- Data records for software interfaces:
________________

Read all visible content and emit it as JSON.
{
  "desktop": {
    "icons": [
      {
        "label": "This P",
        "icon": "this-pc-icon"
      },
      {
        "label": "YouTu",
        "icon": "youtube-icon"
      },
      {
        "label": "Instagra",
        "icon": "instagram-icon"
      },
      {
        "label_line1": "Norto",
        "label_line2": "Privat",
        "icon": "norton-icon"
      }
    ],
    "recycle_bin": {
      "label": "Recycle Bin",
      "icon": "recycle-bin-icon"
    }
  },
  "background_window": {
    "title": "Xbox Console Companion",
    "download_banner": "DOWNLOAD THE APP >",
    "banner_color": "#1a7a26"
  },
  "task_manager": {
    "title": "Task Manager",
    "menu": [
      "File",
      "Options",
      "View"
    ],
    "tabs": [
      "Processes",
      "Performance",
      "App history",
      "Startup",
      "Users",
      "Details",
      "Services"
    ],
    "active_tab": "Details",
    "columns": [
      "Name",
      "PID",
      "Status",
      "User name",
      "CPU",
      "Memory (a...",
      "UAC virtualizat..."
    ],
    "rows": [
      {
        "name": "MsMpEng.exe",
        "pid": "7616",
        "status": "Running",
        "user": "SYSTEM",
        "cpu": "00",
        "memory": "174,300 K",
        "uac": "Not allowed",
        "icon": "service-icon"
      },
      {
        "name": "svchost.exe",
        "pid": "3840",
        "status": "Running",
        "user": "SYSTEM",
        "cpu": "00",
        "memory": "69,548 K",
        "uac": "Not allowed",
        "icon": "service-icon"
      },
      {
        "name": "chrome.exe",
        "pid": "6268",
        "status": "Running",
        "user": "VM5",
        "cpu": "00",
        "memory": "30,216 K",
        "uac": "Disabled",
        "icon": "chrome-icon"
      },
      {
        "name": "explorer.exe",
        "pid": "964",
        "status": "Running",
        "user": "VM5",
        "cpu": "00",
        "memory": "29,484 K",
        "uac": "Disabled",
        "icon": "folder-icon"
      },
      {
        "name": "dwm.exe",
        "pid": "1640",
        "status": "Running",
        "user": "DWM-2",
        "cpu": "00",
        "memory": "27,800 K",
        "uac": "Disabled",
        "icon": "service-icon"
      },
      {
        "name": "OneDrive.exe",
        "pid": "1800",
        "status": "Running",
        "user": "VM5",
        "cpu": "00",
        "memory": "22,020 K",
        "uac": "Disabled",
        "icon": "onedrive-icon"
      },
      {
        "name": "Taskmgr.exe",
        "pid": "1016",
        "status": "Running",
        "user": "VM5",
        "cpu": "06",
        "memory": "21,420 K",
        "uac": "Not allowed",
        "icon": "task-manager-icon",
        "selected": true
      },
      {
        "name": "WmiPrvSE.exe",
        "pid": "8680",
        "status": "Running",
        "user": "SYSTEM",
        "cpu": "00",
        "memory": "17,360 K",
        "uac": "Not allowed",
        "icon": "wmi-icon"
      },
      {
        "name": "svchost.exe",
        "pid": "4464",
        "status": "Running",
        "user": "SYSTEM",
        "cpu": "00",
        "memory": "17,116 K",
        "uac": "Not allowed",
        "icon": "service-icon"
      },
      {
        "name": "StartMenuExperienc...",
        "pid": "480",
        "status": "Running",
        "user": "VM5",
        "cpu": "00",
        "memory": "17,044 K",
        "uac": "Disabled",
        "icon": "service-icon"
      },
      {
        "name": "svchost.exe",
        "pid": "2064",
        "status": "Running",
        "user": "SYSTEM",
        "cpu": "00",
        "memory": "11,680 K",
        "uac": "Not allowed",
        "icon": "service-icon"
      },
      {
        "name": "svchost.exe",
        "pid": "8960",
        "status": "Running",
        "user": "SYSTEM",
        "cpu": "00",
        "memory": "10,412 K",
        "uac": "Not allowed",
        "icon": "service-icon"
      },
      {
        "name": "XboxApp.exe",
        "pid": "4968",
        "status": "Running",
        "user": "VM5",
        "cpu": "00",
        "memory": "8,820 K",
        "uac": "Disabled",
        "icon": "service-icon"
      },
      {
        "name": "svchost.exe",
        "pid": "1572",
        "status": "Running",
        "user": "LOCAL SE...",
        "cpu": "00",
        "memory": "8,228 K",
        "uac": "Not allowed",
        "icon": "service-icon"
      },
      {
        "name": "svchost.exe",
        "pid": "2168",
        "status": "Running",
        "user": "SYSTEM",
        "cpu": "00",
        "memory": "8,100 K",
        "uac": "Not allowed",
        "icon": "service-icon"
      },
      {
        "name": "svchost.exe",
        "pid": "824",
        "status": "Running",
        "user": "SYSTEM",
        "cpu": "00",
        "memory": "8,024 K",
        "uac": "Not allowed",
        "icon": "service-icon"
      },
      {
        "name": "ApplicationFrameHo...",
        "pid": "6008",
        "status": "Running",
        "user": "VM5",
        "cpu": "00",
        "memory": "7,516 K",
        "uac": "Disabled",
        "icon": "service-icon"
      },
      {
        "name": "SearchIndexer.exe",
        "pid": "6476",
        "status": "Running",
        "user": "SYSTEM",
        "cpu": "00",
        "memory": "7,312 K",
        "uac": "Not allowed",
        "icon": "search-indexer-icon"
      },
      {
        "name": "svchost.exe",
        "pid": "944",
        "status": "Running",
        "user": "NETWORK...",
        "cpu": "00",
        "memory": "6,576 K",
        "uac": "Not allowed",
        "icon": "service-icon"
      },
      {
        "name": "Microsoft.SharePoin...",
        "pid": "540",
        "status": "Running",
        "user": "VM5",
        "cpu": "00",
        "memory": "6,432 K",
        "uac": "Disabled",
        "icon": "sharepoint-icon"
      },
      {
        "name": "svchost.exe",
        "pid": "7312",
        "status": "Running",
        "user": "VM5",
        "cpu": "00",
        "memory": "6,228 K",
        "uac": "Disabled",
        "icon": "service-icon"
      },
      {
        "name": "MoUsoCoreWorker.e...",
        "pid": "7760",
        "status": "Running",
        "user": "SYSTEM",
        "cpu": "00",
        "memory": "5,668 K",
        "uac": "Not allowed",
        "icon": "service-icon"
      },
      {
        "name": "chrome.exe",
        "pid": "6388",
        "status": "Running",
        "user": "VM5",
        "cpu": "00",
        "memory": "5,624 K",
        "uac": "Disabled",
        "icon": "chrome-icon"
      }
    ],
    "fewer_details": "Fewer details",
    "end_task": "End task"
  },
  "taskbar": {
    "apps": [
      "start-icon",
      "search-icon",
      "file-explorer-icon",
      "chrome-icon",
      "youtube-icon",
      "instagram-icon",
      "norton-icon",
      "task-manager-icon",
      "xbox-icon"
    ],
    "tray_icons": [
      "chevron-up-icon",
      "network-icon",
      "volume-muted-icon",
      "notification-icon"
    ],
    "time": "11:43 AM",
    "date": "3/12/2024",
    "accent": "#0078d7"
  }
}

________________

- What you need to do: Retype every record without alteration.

- Solution to this problem:
Read all visible content and emit it as JSON.
{
  "desktop": {
    "icons": [
      {
        "label": "This P",
        "icon": "this-pc-icon"
      },
      {
        "label": "YouTu",
        "icon": "youtube-icon"
      },
      {
        "label": "Instagra",
        "icon": "instagram-icon"
      },
      {
        "label_line1": "Norto",
        "label_line2": "Privat",
        "icon": "norton-icon"
      }
    ],
    "recycle_bin": {
      "label": "Recycle Bin",
      "icon": "recycle-bin-icon"
    }
  },
  "background_window": {
    "title": "Xbox Console Companion",
    "download_banner": "DOWNLOAD THE APP >",
    "banner_color": "#1a7a26"
  },
  "task_manager": {
    "title": "Task Manager",
    "menu": [
      "File",
      "Options",
      "View"
    ],
    "tabs": [
      "Processes",
      "Performance",
      "App history",
      "Startup",
      "Users",
      "Details",
      "Services"
    ],
    "active_tab": "Details",
    "columns": [
      "Name",
      "PID",
      "Status",
      "User name",
      "CPU",
      "Memory (a...",
      "UAC virtualizat..."
    ],
    "rows": [
      {
        "name": "MsMpEng.exe",
        "pid": "7616",
        "status": "Running",
        "user": "SYSTEM",
        "cpu": "00",
        "memory": "174,300 K",
        "uac": "Not allowed",
        "icon": "service-icon"
      },
      {
        "name": "svchost.exe",
        "pid": "3840",
        "status": "Running",
        "user": "SYSTEM",
        "cpu": "00",
        "memory": "69,548 K",
        "uac": "Not allowed",
        "icon": "service-icon"
      },
      {
        "name": "chrome.exe",
        "pid": "6268",
        "status": "Running",
        "user": "VM5",
        "cpu": "00",
        "memory": "30,216 K",
        "uac": "Disabled",
        "icon": "chrome-icon"
      },
      {
        "name": "explorer.exe",
        "pid": "964",
        "status": "Running",
        "user": "VM5",
        "cpu": "00",
        "memory": "29,484 K",
        "uac": "Disabled",
        "icon": "folder-icon"
      },
      {
        "name": "dwm.exe",
        "pid": "1640",
        "status": "Running",
        "user": "DWM-2",
        "cpu": "00",
        "memory": "27,800 K",
        "uac": "Disabled",
        "icon": "service-icon"
      },
      {
        "name": "OneDrive.exe",
        "pid": "1800",
        "status": "Running",
        "user": "VM5",
        "cpu": "00",
        "memory": "22,020 K",
        "uac": "Disabled",
        "icon": "onedrive-icon"
      },
      {
        "name": "Taskmgr.exe",
        "pid": "1016",
        "status": "Running",
        "user": "VM5",
        "cpu": "06",
        "memory": "21,420 K",
        "uac": "Not allowed",
        "icon": "task-manager-icon",
        "selected": true
      },
      {
        "name": "WmiPrvSE.exe",
        "pid": "8680",
        "status": "Running",
        "user": "SYSTEM",
        "cpu": "00",
        "memory": "17,360 K",
        "uac": "Not allowed",
        "icon": "wmi-icon"
      },
      {
        "name": "svchost.exe",
        "pid": "4464",
        "status": "Running",
        "user": "SYSTEM",
        "cpu": "00",
        "memory": "17,116 K",
        "uac": "Not allowed",
        "icon": "service-icon"
      },
      {
        "name": "StartMenuExperienc...",
        "pid": "480",
        "status": "Running",
        "user": "VM5",
        "cpu": "00",
        "memory": "17,044 K",
        "uac": "Disabled",
        "icon": "service-icon"
      },
      {
        "name": "svchost.exe",
        "pid": "2064",
        "status": "Running",
        "user": "SYSTEM",
        "cpu": "00",
        "memory": "11,680 K",
        "uac": "Not allowed",
        "icon": "service-icon"
      },
      {
        "name": "svchost.exe",
        "pid": "8960",
        "status": "Running",
        "user": "SYSTEM",
        "cpu": "00",
        "memory": "10,412 K",
        "uac": "Not allowed",
        "icon": "service-icon"
      },
      {
        "name": "XboxApp.exe",
        "pid": "4968",
        "status": "Running",
        "user": "VM5",
        "cpu": "00",
        "memory": "8,820 K",
        "uac": "Disabled",
        "icon": "service-icon"
      },
      {
        "name": "svchost.exe",
        "pid": "1572",
        "status": "Running",
        "user": "LOCAL SE...",
        "cpu": "00",
        "memory": "8,228 K",
        "uac": "Not allowed",
        "icon": "service-icon"
      },
      {
        "name": "svchost.exe",
        "pid": "2168",
        "status": "Running",
        "user": "SYSTEM",
        "cpu": "00",
        "memory": "8,100 K",
        "uac": "Not allowed",
        "icon": "service-icon"
      },
      {
        "name": "svchost.exe",
        "pid": "824",
        "status": "Running",
        "user": "SYSTEM",
        "cpu": "00",
        "memory": "8,024 K",
        "uac": "Not allowed",
        "icon": "service-icon"
      },
      {
        "name": "ApplicationFrameHo...",
        "pid": "6008",
        "status": "Running",
        "user": "VM5",
        "cpu": "00",
        "memory": "7,516 K",
        "uac": "Disabled",
        "icon": "service-icon"
      },
      {
        "name": "SearchIndexer.exe",
        "pid": "6476",
        "status": "Running",
        "user": "SYSTEM",
        "cpu": "00",
        "memory": "7,312 K",
        "uac": "Not allowed",
        "icon": "search-indexer-icon"
      },
      {
        "name": "svchost.exe",
        "pid": "944",
        "status": "Running",
        "user": "NETWORK...",
        "cpu": "00",
        "memory": "6,576 K",
        "uac": "Not allowed",
        "icon": "service-icon"
      },
      {
        "name": "Microsoft.SharePoin...",
        "pid": "540",
        "status": "Running",
        "user": "VM5",
        "cpu": "00",
        "memory": "6,432 K",
        "uac": "Disabled",
        "icon": "sharepoint-icon"
      },
      {
        "name": "svchost.exe",
        "pid": "7312",
        "status": "Running",
        "user": "VM5",
        "cpu": "00",
        "memory": "6,228 K",
        "uac": "Disabled",
        "icon": "service-icon"
      },
      {
        "name": "MoUsoCoreWorker.e...",
        "pid": "7760",
        "status": "Running",
        "user": "SYSTEM",
        "cpu": "00",
        "memory": "5,668 K",
        "uac": "Not allowed",
        "icon": "service-icon"
      },
      {
        "name": "chrome.exe",
        "pid": "6388",
        "status": "Running",
        "user": "VM5",
        "cpu": "00",
        "memory": "5,624 K",
        "uac": "Disabled",
        "icon": "chrome-icon"
      }
    ],
    "fewer_details": "Fewer details",
    "end_task": "End task"
  },
  "taskbar": {
    "apps": [
      "start-icon",
      "search-icon",
      "file-explorer-icon",
      "chrome-icon",
      "youtube-icon",
      "instagram-icon",
      "norton-icon",
      "task-manager-icon",
      "xbox-icon"
    ],
    "tray_icons": [
      "chevron-up-icon",
      "network-icon",
      "volume-muted-icon",
      "notification-icon"
    ],
    "time": "11:43 AM",
    "date": "3/12/2024",
    "accent": "#0078d7"
  }
}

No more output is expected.